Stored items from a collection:
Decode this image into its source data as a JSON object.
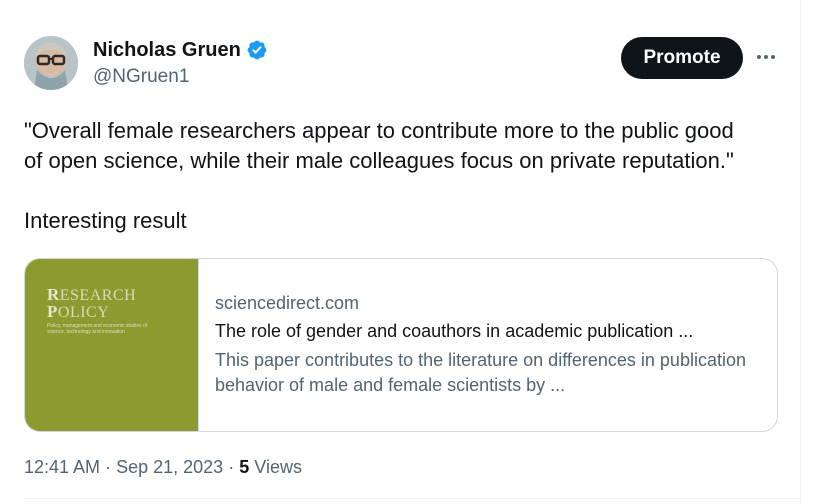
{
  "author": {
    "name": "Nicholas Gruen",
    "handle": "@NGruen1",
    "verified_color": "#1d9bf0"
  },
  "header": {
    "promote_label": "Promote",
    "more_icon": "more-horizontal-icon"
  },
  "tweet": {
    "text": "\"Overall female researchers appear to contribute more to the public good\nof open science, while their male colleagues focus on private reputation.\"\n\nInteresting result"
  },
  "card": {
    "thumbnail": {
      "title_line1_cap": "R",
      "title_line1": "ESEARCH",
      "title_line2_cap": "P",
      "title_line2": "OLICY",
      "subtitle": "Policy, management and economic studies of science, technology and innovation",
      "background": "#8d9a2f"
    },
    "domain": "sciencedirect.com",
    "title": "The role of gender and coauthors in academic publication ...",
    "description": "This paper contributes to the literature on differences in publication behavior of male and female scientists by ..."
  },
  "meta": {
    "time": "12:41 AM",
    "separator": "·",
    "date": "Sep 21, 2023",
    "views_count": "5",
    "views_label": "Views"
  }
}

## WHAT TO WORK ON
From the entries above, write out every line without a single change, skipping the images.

## TASK RESPONSE
Decode this image into its source data as a JSON object.
{
  "author": {
    "name": "Nicholas Gruen",
    "handle": "@NGruen1",
    "verified_color": "#1d9bf0"
  },
  "header": {
    "promote_label": "Promote",
    "more_icon": "more-horizontal-icon"
  },
  "tweet": {
    "text": "\"Overall female researchers appear to contribute more to the public good\nof open science, while their male colleagues focus on private reputation.\"\n\nInteresting result"
  },
  "card": {
    "thumbnail": {
      "title_line1_cap": "R",
      "title_line1": "ESEARCH",
      "title_line2_cap": "P",
      "title_line2": "OLICY",
      "subtitle": "Policy, management and economic studies of science, technology and innovation",
      "background": "#8d9a2f"
    },
    "domain": "sciencedirect.com",
    "title": "The role of gender and coauthors in academic publication ...",
    "description": "This paper contributes to the literature on differences in publication behavior of male and female scientists by ..."
  },
  "meta": {
    "time": "12:41 AM",
    "separator": "·",
    "date": "Sep 21, 2023",
    "views_count": "5",
    "views_label": "Views"
  }
}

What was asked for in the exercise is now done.